Is your bladder in control of your urine or your urine in control of your bladder?
Overflow incontinence is the name given to several different types of incontinence occurring at once. It is the inability to control your urine and can take numerous forms. Overflow incontinence happens occurs when you are unable to fully empty your bladder leading to the overflow of urine. Many times the bladder does not even feel full so you are not even aware of the need to urinate. Sometimes the dribbling of urine can occur during the day, and sometimes also at night causing you to wet the bed.
Another problem can be stale urine left in your bladder. If the bladder does not empty completely when you go to the loo it becomes a haven for bacteria resulting in repeated urinary tract infections.
What can cause Overflow Incontinence?
- Blockages of the urethra– The urethra carries urine from the bladder. If it becomes obstructed due to pelvic organ prolapse or a blockage this will prevent it emptying properly.
- Weak bladder muscles– Weak muscles prevent the bladder from being fully emptied because they are unable to squeeze it sufficiently.
- Damage to the nerves associated with the bladder– Damage can occur through disease such as Diabetes, alcoholism, Parkinson’s disease and multiple Sclerosis.
- Prescription medications – some anticonvulsants and anti-depressants can affect the nerve signals to the bladder. Diuretic Medications have also been linked to over-flow incontinence.
What can you do about Overflow Incontinence?
- Medical Help– seek the advice of your Doctor. There are a number of options available including a bladder stress test, catheterization, ultrasound and/or Urodynamic testing.
- Bladder Training – also known as timed voiding or bladder dril, is a simple solution. By creating a schedule of your toilet visits you’ll be able to get more of an idea about how your bladder works. Timed voiding means that you go to the loo ever two hours or another regular interval if you can’t go that long. If your bladder signals for you to go before your scheduled time, use Kegel exercises to strengthen your pelvic floor or use relaxation techniques to control the urge until the feeling passes. When you start to recognise these bladder trigger points you’ll be able to go less frequently, with longer and longer intervals inbetween.

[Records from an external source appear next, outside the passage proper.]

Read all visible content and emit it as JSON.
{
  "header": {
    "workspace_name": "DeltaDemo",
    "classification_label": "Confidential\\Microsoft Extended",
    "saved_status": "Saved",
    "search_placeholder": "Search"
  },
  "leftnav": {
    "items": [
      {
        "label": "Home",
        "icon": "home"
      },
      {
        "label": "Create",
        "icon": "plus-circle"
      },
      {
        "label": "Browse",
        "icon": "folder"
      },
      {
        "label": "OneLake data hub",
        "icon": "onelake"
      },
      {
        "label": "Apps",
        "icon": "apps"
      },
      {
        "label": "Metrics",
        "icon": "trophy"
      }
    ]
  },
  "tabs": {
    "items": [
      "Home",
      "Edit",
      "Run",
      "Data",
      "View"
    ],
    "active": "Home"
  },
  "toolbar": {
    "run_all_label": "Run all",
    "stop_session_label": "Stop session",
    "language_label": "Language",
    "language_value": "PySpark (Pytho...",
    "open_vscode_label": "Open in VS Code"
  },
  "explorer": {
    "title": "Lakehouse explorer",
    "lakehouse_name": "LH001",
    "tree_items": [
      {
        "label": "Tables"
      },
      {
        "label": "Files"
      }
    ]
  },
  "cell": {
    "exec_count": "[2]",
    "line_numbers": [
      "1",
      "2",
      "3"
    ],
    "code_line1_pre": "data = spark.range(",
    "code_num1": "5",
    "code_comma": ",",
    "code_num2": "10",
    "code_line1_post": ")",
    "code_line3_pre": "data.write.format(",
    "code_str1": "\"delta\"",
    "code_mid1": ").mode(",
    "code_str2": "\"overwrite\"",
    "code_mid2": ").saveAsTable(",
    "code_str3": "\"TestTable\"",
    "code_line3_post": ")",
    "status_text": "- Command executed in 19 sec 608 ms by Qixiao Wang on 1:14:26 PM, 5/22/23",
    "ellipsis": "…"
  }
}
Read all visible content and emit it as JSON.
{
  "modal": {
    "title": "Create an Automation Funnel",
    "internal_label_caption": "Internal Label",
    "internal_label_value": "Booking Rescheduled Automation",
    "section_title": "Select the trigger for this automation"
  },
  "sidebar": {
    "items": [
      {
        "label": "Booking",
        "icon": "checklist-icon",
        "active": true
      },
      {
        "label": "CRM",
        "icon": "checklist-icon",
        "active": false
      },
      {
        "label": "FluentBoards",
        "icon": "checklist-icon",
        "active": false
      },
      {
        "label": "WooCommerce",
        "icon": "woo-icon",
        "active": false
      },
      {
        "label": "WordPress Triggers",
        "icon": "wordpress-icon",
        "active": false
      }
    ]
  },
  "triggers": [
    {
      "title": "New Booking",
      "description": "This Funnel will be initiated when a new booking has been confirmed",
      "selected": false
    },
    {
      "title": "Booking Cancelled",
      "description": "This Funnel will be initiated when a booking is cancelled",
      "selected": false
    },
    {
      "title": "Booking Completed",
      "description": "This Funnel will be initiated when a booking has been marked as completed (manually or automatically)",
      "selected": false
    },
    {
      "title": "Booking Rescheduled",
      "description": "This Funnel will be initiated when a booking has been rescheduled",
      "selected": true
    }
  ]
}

- Pelvic Floor Exercises– Kegels or pelvic floor exercises are essential. Results can take up to 3 months but strengthening your pelvic floor muscles means that your bladder and pelvic organs won’t sag and cause leaks. These exercises are a must if you have a blockage that is caused by either a bladder prolapse or prolapsed urethra.
- Reduce or modify your diuretics– with your health professional’s supervision you might want to consider lowering or modifying the dose of medication to avoid the unwanted side effects of diuretics.
Take a look at our range of Kegel8 pelvic floor exercisers and specialist products to help you get strong and calm your bladder!